Filter the entries below, keeping every line that has the word "Select".

INFORMATION PROVIDED START

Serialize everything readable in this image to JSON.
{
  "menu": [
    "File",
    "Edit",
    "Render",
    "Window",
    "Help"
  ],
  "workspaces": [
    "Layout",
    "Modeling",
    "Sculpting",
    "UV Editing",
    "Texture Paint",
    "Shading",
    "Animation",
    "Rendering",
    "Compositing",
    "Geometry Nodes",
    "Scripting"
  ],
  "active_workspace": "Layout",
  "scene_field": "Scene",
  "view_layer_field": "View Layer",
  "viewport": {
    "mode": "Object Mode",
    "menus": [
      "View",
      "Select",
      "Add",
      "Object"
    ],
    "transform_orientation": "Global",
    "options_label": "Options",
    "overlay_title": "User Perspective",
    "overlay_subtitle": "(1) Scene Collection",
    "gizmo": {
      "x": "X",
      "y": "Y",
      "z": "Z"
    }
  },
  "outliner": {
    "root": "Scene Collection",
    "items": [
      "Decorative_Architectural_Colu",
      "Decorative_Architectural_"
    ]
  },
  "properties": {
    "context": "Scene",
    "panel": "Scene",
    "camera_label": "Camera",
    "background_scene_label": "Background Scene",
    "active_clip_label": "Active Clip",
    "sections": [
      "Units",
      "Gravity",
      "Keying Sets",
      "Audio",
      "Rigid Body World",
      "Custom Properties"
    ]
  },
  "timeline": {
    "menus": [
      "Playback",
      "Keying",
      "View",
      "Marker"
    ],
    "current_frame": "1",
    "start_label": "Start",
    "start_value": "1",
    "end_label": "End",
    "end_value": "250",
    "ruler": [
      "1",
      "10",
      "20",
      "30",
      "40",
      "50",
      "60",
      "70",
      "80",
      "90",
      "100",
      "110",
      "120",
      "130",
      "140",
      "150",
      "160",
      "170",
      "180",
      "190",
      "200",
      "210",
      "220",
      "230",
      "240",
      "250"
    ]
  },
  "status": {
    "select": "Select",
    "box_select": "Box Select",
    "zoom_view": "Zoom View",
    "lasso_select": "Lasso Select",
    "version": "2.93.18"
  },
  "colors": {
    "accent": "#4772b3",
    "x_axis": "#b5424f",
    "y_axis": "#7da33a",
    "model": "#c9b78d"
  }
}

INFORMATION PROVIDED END

OUTPUT OF THE TASK:
      "Select",
    "select": "Select",
    "box_select": "Box Select",
    "lasso_select": "Lasso Select",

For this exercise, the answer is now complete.